Cedar Falls itself is the greatest waterfall in terms of volume in the Hocking region. Queer Creek tumbles over the face of the Blackhand sandstone displaying the awesome force of water power.
In the mid 1800's, a grist mill was built above the falls to utilize this water power for grinding grain.
Cedar Falls was misnamed by early white settlers who mistook the stately hemlocks for Cedars. A well kept picnic area and restrooms are located in the parking area above the falls.

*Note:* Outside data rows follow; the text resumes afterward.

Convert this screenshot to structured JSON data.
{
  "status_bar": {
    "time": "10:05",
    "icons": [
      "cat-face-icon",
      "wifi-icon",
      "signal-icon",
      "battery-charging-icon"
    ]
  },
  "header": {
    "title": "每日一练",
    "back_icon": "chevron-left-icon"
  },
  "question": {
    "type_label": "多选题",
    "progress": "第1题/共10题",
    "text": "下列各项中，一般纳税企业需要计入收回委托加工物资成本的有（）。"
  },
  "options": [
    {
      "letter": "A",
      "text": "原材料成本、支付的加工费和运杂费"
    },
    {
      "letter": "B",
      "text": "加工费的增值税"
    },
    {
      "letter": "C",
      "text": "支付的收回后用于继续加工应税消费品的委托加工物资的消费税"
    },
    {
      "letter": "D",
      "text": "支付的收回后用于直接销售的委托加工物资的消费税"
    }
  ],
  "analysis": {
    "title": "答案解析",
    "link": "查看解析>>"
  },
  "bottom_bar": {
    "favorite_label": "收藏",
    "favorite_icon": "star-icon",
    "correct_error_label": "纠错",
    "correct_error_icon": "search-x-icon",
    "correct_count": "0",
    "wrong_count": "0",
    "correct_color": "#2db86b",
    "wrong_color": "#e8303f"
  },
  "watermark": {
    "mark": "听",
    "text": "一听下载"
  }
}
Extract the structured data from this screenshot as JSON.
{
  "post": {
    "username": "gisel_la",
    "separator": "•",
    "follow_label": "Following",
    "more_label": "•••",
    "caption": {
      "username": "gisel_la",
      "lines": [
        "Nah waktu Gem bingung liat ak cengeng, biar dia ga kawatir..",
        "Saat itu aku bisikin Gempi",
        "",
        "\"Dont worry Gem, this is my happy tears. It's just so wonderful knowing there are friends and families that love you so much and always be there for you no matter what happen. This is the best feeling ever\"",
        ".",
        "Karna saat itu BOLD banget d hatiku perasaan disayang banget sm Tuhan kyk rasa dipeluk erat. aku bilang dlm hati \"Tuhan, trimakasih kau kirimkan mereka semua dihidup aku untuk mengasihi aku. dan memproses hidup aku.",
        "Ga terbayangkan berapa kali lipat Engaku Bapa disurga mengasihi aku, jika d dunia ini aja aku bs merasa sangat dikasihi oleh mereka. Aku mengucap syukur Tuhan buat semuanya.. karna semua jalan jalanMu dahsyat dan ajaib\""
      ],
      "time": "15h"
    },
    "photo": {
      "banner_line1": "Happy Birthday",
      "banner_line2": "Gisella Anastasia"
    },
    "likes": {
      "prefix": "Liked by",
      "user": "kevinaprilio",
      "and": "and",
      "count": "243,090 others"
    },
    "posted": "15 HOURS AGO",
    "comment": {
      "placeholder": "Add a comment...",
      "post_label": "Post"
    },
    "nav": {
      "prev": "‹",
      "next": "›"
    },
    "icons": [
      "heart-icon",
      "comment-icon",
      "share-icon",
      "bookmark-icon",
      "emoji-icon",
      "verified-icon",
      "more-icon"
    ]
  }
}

Democracy Steps, leading down to the falls were created by Akio Hizume, artist, architect and mathematician. Drawing from his love of nature and expertise in the relationships among numbers and dimensions, Akio designed a staircase descending gently down the hillside leading from the parking lot to Cedar Falls. Akio set out to create a serpentine walkway that feels as graceful as it looks. His goal was to make the act of ascending or descending the nearly 100 steps pleasant and relaxing; not the tiresome chore of climbing up or down the typical set of uniform, periodic stairs. The lengths of individual steps are varied, so that walkers alternate the leading foot, establishing a comfortable pace and rhythm. Though it seems like second nature, this walking rhythm was planned carefully and deliberately. It reflects mathematical principles of the Fibonacci sequence and the one-dimensional Penrose lattice.